[App and web page records]
· · ·
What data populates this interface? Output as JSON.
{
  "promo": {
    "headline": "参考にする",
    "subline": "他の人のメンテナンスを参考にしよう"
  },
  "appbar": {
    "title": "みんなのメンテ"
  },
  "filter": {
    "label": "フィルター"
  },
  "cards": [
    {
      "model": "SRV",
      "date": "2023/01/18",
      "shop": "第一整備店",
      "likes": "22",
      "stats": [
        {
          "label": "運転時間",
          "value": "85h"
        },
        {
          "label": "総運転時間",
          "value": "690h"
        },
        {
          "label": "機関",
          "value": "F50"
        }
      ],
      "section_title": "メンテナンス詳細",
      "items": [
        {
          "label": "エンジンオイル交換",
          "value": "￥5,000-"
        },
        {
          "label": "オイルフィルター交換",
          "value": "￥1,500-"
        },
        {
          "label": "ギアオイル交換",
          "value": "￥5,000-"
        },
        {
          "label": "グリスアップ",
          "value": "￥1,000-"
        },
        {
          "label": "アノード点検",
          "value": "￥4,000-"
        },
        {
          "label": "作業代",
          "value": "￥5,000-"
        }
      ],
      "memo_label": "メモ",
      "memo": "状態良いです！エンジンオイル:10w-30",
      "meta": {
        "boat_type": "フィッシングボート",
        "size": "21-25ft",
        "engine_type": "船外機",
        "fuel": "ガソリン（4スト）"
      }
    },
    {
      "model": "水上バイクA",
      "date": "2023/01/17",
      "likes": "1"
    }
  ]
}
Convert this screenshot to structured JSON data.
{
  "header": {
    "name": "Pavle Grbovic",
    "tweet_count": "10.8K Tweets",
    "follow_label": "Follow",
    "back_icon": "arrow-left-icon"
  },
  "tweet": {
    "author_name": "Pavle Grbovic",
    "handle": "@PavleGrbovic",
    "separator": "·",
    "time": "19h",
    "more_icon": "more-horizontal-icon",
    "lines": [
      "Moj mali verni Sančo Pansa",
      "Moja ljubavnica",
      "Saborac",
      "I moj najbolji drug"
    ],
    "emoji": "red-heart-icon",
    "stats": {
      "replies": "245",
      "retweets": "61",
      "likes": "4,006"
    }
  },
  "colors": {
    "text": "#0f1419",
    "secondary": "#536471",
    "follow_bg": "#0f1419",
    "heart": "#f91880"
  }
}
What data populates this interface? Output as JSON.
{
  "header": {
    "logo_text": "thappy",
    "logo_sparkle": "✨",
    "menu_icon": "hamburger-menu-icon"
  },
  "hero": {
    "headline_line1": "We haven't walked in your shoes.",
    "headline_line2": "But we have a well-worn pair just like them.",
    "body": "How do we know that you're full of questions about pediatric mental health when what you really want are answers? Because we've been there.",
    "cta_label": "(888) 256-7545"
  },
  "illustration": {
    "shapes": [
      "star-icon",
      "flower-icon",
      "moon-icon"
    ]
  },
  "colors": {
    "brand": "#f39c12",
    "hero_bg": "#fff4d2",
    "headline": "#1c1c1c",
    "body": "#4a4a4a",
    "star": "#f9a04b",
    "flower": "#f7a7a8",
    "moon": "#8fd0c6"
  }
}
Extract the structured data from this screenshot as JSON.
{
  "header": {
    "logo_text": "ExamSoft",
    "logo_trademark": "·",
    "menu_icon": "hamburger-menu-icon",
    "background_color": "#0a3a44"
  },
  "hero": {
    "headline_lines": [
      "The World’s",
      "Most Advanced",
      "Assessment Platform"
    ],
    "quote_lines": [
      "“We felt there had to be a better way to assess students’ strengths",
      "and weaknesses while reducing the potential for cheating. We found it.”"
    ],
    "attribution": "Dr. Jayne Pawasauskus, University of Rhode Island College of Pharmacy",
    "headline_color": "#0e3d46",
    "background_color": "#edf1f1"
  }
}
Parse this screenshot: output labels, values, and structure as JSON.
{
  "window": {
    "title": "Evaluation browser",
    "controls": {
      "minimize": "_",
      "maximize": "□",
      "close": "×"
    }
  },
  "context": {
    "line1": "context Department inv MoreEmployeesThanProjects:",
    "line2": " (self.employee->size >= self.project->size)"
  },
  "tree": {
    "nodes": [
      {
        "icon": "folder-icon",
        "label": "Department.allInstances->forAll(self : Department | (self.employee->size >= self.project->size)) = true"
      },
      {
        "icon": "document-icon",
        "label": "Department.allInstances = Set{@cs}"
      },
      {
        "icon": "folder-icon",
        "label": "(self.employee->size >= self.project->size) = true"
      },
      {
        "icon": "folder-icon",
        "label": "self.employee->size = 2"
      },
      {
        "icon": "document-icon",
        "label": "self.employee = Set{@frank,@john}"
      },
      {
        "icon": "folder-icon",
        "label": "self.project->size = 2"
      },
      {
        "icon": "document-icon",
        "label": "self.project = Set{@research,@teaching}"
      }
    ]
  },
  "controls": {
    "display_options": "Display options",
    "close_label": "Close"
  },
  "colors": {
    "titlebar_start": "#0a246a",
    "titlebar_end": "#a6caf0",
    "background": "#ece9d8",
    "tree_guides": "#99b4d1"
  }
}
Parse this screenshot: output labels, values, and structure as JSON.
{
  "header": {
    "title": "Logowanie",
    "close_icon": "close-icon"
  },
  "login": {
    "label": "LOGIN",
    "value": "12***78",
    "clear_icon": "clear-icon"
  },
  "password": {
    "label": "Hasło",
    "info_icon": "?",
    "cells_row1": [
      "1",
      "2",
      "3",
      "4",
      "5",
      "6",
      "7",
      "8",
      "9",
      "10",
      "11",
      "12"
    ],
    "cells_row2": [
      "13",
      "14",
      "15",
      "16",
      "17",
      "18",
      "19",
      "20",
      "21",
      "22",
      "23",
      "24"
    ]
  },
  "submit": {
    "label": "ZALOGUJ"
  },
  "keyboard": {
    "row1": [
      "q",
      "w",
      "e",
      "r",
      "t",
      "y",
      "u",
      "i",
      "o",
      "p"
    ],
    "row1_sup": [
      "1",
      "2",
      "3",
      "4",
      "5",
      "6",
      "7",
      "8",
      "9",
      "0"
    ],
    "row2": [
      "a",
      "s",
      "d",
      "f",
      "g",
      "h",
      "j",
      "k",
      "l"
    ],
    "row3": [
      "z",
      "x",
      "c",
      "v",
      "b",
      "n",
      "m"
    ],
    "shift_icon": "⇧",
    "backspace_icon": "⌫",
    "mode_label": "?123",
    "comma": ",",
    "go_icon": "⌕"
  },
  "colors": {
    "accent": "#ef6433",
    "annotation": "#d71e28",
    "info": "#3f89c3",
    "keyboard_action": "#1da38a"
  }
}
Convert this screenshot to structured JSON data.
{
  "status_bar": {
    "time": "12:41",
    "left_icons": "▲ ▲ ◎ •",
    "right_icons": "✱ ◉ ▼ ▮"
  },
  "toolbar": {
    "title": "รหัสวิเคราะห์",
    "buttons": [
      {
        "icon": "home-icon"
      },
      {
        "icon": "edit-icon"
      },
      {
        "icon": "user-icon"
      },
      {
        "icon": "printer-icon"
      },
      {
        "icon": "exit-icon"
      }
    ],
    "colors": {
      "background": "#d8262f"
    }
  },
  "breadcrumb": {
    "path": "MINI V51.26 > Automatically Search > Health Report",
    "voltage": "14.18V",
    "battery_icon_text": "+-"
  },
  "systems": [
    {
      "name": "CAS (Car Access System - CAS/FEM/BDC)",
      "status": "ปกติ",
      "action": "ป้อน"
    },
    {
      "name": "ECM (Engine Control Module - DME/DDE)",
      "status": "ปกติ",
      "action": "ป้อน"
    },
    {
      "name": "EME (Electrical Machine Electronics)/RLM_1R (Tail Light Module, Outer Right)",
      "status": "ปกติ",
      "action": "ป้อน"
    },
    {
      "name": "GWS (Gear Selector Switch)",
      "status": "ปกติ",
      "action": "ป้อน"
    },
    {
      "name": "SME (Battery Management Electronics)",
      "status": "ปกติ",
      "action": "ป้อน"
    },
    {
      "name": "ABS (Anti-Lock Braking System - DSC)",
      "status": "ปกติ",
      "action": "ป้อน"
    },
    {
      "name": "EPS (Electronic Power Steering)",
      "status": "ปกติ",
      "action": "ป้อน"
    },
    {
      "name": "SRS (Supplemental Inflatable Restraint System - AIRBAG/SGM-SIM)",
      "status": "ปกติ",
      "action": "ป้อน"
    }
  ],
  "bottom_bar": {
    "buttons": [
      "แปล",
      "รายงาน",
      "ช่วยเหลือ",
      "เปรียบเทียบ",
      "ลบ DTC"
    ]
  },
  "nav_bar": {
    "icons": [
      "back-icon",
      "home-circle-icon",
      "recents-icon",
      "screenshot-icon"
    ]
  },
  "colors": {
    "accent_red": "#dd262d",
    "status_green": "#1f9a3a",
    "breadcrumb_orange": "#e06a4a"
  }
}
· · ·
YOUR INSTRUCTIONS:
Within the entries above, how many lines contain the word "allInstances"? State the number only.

WRITTEN ANSWER:
2